### PROBLEM TO WORK ON:
Once the line containing "Convert this screenshot" is found, retype it and each line after it through the last entry below, word for word, and nothing else.

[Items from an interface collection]
BEGIN

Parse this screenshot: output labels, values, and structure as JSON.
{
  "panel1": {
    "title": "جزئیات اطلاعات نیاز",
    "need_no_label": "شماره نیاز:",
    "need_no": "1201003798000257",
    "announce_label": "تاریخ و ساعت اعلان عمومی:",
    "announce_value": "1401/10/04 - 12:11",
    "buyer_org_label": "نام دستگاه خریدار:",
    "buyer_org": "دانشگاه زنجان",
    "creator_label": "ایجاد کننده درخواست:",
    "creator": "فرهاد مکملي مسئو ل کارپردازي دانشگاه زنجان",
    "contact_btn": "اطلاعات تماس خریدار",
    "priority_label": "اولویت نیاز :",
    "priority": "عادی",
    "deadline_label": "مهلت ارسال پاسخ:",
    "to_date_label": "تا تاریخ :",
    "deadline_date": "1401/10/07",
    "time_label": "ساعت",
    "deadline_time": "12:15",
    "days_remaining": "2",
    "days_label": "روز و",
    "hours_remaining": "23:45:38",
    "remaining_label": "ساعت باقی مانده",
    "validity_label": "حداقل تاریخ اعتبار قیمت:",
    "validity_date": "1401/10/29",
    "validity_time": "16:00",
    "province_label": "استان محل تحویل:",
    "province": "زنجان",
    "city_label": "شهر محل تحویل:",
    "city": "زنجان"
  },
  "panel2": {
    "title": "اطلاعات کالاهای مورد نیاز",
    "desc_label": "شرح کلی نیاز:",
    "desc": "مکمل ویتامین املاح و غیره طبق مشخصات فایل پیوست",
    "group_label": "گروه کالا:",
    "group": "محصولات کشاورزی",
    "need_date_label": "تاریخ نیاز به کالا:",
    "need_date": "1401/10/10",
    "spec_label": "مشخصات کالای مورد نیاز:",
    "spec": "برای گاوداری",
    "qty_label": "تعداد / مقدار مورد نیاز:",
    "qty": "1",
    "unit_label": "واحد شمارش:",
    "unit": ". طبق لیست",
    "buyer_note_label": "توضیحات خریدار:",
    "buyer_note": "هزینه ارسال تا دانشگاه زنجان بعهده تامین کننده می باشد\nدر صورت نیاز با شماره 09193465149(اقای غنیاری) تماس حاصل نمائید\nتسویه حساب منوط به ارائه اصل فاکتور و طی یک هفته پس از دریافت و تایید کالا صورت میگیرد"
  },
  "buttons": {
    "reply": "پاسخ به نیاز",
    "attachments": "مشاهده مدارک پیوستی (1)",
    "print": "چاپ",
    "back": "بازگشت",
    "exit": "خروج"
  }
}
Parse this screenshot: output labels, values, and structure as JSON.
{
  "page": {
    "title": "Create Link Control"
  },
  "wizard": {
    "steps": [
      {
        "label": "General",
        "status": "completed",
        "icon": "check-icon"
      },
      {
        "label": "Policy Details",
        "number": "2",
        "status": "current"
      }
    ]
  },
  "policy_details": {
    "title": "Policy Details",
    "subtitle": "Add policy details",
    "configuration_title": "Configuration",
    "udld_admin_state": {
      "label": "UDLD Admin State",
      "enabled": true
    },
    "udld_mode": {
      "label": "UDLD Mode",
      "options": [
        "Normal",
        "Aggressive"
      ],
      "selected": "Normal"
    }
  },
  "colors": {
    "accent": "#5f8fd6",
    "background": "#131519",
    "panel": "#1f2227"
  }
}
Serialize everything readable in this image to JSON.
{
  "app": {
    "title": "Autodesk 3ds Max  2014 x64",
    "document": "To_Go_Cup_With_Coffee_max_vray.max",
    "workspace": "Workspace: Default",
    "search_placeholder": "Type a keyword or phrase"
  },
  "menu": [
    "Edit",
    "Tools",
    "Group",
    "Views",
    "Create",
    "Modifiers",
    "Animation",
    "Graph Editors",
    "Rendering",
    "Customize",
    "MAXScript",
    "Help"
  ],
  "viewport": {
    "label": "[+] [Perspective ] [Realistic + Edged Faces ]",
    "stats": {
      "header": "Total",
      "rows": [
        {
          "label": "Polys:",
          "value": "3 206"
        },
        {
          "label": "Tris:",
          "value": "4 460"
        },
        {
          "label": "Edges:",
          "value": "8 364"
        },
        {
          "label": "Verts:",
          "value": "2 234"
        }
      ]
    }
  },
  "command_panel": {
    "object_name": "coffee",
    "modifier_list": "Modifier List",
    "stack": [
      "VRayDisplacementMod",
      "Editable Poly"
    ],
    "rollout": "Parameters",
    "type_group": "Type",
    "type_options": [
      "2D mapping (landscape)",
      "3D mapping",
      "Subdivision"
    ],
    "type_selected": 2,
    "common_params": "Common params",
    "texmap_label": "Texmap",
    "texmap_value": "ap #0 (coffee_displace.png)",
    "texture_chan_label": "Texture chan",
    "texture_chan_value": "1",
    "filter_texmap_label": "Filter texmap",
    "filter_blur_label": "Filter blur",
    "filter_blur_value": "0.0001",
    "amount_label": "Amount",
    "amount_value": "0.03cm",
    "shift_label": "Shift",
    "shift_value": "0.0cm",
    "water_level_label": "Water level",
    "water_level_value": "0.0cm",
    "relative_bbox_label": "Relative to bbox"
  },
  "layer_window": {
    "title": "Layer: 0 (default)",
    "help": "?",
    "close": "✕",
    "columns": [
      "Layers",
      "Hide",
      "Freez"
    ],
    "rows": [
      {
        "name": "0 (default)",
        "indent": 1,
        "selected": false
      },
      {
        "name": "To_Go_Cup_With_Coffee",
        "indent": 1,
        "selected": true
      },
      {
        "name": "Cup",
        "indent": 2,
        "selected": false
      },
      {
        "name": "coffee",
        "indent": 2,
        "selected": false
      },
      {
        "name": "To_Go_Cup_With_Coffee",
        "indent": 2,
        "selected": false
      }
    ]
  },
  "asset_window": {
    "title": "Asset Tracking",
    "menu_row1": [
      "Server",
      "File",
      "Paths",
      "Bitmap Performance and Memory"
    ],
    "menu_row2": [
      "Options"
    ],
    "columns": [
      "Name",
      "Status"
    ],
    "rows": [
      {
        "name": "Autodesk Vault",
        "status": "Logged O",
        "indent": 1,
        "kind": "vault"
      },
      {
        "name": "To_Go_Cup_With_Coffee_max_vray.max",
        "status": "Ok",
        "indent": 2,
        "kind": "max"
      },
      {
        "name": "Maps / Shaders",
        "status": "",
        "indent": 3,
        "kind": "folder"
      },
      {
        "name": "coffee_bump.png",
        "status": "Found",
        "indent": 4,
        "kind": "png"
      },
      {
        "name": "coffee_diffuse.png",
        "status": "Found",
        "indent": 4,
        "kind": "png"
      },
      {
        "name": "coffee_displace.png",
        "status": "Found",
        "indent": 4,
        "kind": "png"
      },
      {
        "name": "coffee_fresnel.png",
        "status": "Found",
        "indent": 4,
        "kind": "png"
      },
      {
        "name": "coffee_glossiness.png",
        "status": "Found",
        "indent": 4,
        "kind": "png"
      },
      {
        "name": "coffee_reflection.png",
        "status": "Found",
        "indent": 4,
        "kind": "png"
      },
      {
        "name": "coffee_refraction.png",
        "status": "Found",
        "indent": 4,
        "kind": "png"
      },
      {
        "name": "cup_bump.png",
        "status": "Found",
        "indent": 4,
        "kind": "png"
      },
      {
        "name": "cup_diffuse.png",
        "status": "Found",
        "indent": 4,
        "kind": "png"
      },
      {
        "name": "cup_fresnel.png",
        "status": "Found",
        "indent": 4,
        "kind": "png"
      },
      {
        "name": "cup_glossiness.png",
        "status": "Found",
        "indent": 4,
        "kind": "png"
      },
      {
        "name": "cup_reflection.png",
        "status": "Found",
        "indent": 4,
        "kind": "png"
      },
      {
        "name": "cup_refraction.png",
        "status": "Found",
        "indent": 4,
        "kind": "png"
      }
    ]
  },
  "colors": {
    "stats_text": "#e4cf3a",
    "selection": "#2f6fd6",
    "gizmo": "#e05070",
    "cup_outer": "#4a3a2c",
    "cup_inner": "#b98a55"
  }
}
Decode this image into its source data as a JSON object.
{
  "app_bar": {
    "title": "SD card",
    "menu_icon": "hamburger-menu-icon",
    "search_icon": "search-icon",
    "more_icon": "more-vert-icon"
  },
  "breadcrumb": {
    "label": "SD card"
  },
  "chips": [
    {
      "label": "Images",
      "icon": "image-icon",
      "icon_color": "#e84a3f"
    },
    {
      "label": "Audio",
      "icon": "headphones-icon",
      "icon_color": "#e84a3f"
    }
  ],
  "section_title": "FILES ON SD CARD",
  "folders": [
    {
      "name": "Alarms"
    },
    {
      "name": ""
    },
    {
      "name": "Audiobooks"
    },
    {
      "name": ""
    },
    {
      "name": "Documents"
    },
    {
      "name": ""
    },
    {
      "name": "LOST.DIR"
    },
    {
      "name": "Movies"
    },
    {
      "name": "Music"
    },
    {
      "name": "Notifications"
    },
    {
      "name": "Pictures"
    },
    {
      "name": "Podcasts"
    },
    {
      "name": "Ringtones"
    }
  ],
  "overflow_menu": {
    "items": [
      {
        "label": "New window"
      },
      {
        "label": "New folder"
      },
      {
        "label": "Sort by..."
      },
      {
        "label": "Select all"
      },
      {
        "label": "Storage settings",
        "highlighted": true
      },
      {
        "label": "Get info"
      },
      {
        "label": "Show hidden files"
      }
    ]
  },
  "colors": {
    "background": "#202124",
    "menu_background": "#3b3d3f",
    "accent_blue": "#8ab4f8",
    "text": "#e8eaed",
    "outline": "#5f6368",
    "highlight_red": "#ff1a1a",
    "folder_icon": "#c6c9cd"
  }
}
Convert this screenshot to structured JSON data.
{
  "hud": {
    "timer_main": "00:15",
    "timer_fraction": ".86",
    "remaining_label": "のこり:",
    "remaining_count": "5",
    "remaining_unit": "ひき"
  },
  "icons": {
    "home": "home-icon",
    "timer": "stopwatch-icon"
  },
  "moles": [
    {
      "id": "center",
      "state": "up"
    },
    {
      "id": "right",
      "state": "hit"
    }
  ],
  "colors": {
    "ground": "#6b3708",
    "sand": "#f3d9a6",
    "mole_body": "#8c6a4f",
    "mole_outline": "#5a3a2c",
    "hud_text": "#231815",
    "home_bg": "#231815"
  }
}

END

### ANSWER TO THE PROBLEM:
Convert this screenshot to structured JSON data.
{
  "hud": {
    "timer_main": "00:15",
    "timer_fraction": ".86",
    "remaining_label": "のこり:",
    "remaining_count": "5",
    "remaining_unit": "ひき"
  },
  "icons": {
    "home": "home-icon",
    "timer": "stopwatch-icon"
  },
  "moles": [
    {
      "id": "center",
      "state": "up"
    },
    {
      "id": "right",
      "state": "hit"
    }
  ],
  "colors": {
    "ground": "#6b3708",
    "sand": "#f3d9a6",
    "mole_body": "#8c6a4f",
    "mole_outline": "#5a3a2c",
    "hud_text": "#231815",
    "home_bg": "#231815"
  }
}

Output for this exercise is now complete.